Previously, Citizen Matters reported on how government schools were facing an uptick in dropout rates, as parents either found it unaffordable to fund their children’s education, or the children werebeing entrusted with sibling care at home, etc. The number was higher for those enrolled in primary and upper primary levels, which are considered crucial learning years.
What happens to these children who fall through the cracks?
Students from diverse backgrounds
“We have students coming from several underserved communities, they don’t enjoy at home or at school,” says Gurumurthy. M, a trustee at Vismaya Kalike. Their centre in Anjanapura, hosts children largely from the Muslim community, children of pourakarmikas and domestic workers studying in government as well as private schools.

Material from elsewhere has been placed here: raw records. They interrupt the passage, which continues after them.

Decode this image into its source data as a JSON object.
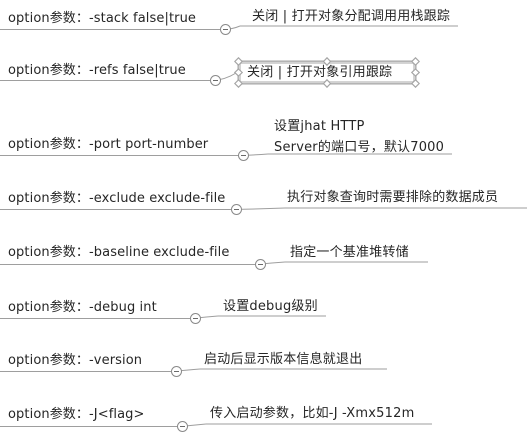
{
  "options": [
    {
      "label": "option参数：-stack false|true",
      "desc": "关闭 | 打开对象分配调用用栈跟踪"
    },
    {
      "label": "option参数：-refs false|true",
      "desc": "关闭 | 打开对象引用跟踪"
    },
    {
      "label": "option参数：-port port-number",
      "desc": "设置jhat HTTP\nServer的端口号，默认7000"
    },
    {
      "label": "option参数：-exclude exclude-file",
      "desc": "执行对象查询时需要排除的数据成员"
    },
    {
      "label": "option参数：-baseline exclude-file",
      "desc": "指定一个基准堆转储"
    },
    {
      "label": "option参数：-debug int",
      "desc": "设置debug级别"
    },
    {
      "label": "option参数：-version",
      "desc": "启动后显示版本信息就退出"
    },
    {
      "label": "option参数：-J<flag>",
      "desc": "传入启动参数，比如-J -Xmx512m"
    }
  ]
}
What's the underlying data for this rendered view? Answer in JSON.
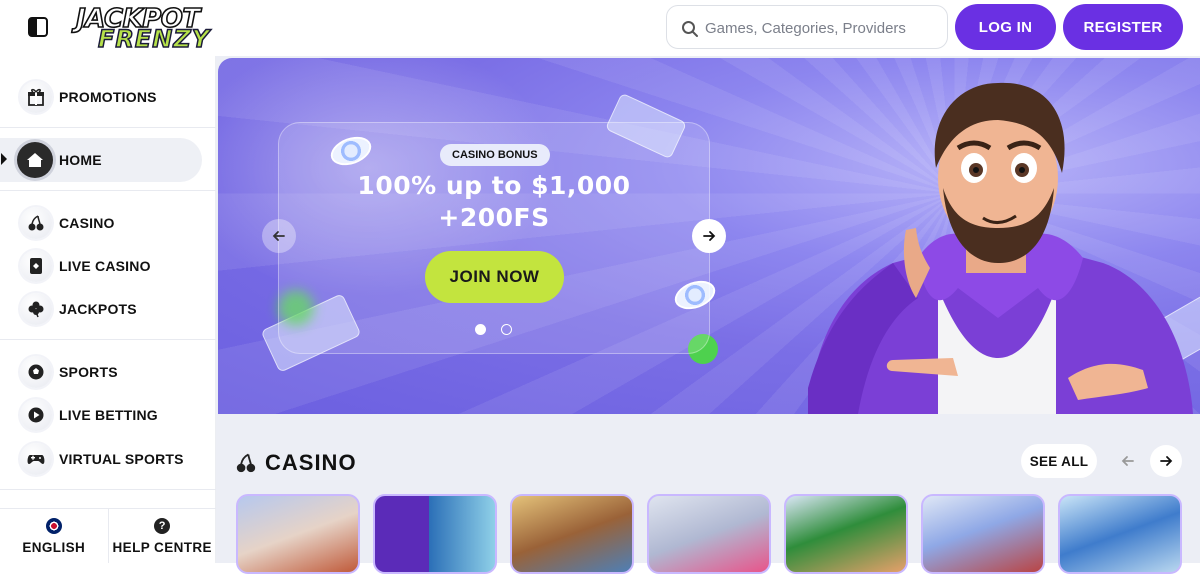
{
  "header": {
    "logo_line1": "JACKPOT",
    "logo_line2": "FRENZY",
    "search_placeholder": "Games, Categories, Providers",
    "login_label": "LOG IN",
    "register_label": "REGISTER",
    "accent_color": "#6a30e3"
  },
  "sidebar": {
    "items": [
      {
        "label": "PROMOTIONS",
        "icon": "gift-icon"
      },
      {
        "label": "HOME",
        "icon": "home-icon",
        "active": true
      },
      {
        "label": "CASINO",
        "icon": "cherries-icon"
      },
      {
        "label": "LIVE CASINO",
        "icon": "playing-card-icon"
      },
      {
        "label": "JACKPOTS",
        "icon": "clover-icon"
      },
      {
        "label": "SPORTS",
        "icon": "soccer-ball-icon"
      },
      {
        "label": "LIVE BETTING",
        "icon": "play-icon"
      },
      {
        "label": "VIRTUAL SPORTS",
        "icon": "gamepad-icon"
      }
    ],
    "footer": {
      "language_label": "ENGLISH",
      "help_label": "HELP CENTRE"
    }
  },
  "hero": {
    "tag": "CASINO BONUS",
    "headline_line1": "100% up to $1,000",
    "headline_line2": "+200FS",
    "cta_label": "JOIN NOW",
    "slides_total": 2,
    "active_slide": 1,
    "cta_color": "#c3e43e"
  },
  "casino_section": {
    "title": "CASINO",
    "see_all_label": "SEE ALL",
    "tiles": [
      {
        "art": "viking-game"
      },
      {
        "art": "slot-machine-game"
      },
      {
        "art": "greek-god-game"
      },
      {
        "art": "crown-game"
      },
      {
        "art": "leprechaun-game"
      },
      {
        "art": "roulette-game"
      },
      {
        "art": "retro-slot-game"
      }
    ]
  }
}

While socio-economic determinants might be responsible for the aforementioned lag in learning, it is also impacted by reasons like migration, language barrier or just lack of support. “We have had students in eighth grade come to us not knowing addition or to read a small paragraph. So alongside helping them with their grade-appropriate algebra homework, the coordinators also taught them the basics across subjects,” says Gurumurthy.

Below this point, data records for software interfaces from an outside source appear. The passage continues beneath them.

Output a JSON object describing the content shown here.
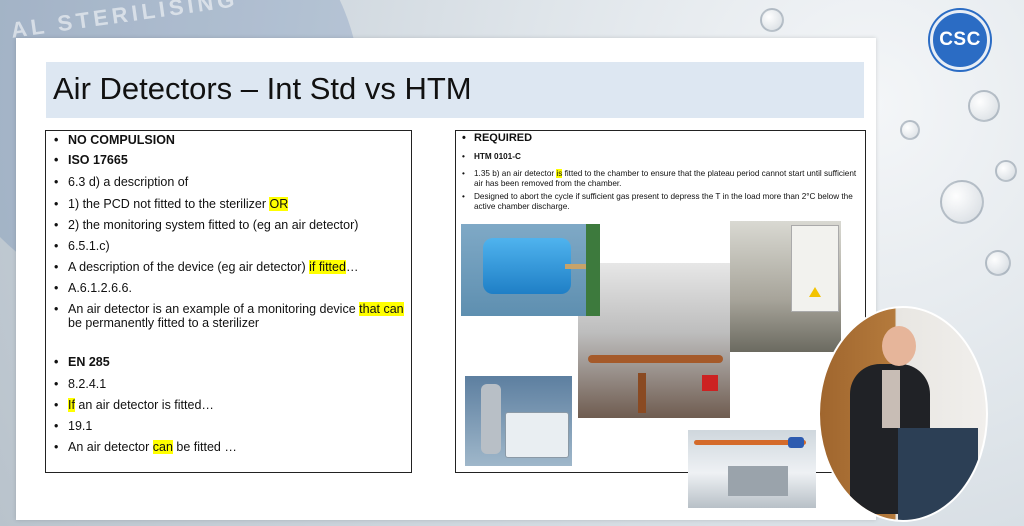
{
  "logo": {
    "text": "CSC"
  },
  "background": {
    "emblem_text": "AL STERILISING"
  },
  "slide": {
    "title": "Air Detectors – Int Std vs HTM",
    "left": {
      "items": [
        {
          "text": "NO COMPULSION"
        },
        {
          "text": "ISO 17665"
        },
        {
          "text": "6.3 d) a description of"
        },
        {
          "pre": "1) the PCD not fitted to the sterilizer ",
          "hl": "OR",
          "post": ""
        },
        {
          "text": "2) the monitoring system fitted to (eg an air detector)"
        },
        {
          "text": "6.5.1.c)"
        },
        {
          "pre": "A description of the device (eg air detector) ",
          "hl": "if fitted",
          "post": "…"
        },
        {
          "text": "A.6.1.2.6.6."
        },
        {
          "pre": "An air detector is an example of a monitoring device ",
          "hl": "that can",
          "post": " be permanently fitted to a sterilizer"
        },
        {
          "text": "EN 285"
        },
        {
          "text": "8.2.4.1"
        },
        {
          "pre": "",
          "hl": "If",
          "post": " an air detector is fitted…"
        },
        {
          "text": "19.1"
        },
        {
          "pre": "An air detector ",
          "hl": "can",
          "post": " be fitted …"
        }
      ]
    },
    "right": {
      "required": "REQUIRED",
      "htm": "HTM 0101-C",
      "p1_pre": "1.35 b) an air detector ",
      "p1_hl": "is",
      "p1_post": " fitted to the chamber to ensure that the plateau period cannot start until sufficient air has been removed from the chamber.",
      "p2": "Designed to abort the cycle if sufficient gas present to depress the T in the load more than 2°C below the active chamber discharge."
    }
  }
}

The centre witnessed around 60 students coming in everyday and there is a footfall of over 200 children participating in the centre.
“During COVID-19, we would check in with them telephonically and send them resources. Not every child has a smartphone in their homes, so we distributed xeroxed copies of worksheets and stories, and prompted them to share among themselves within their vicinity,” says Venkatesh Naik, community facilitator. He recollects how older students in the centre rose to the occasion to ensure each child was brought into the fold.

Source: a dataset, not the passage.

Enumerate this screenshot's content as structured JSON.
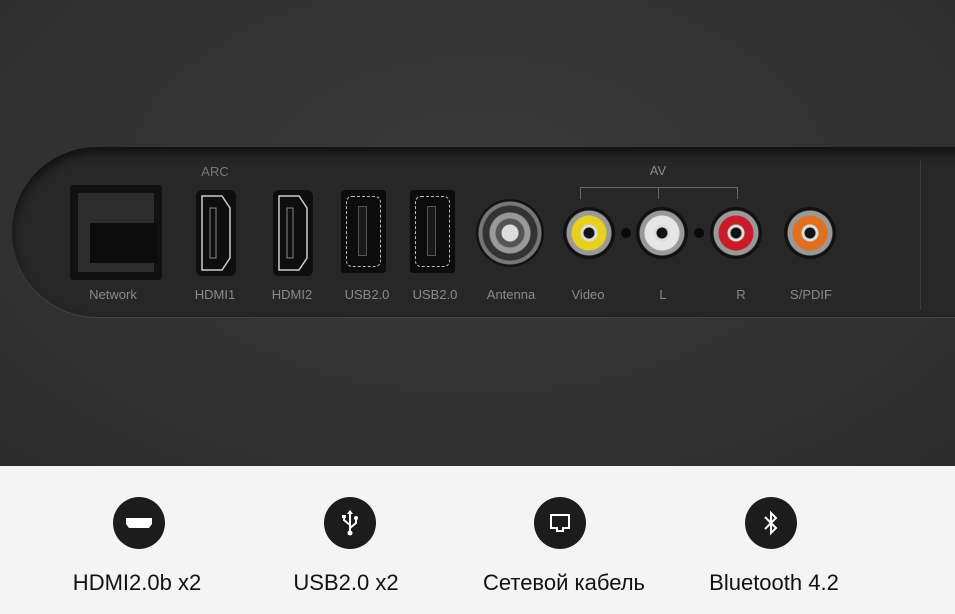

Format of learning
According to Vignesh, learning doesn’t happen in classrooms, the children come in, have an hour of playtime and then organise themselves based on what they want to learn or the doubts they need clarified. The children are also amidst volunteers who nudge them to ask questions or reflect on their time here at Vismaya. “Some days are also days when they just need time off, we are trusting them to be able to make that call, then letting them decide for themselves, what they want to do,” Venkatesh states.
With the added lack of exam pressure, “they learn at their own pace out of their interest, and this stays for a longer time,” says Janaki. No child is forced to learn at a specific time or a specific subject. They do not take attendance.
“We want the children to take ownership of their learning right from the get-go, when they want to study, when they want to play. We instil in them that they have to take responsibility for their own learning,” says Vignesh. He says they try to gamify the learning experience and steer away from rote learning.
Additionally, Venkatesh says, they also use karaoke and rhyme sequences to help children remember the said concepts. “Through participatory learning, we have made mathematical concepts like addition easier.”
“We see a lot of peer learning happening now where when some children have been there for three or four years. They take the new students under their wing and help them get settled,” says Vignesh, commenting on how this is promising as a long-term endeavour.
The coordinators say the centre affords them the space and agency to learn and grow at their own space. Centres that instigate community-based learning like Vismaya Kalike, are important to supplement the formal modes of education being provided through schools in the city.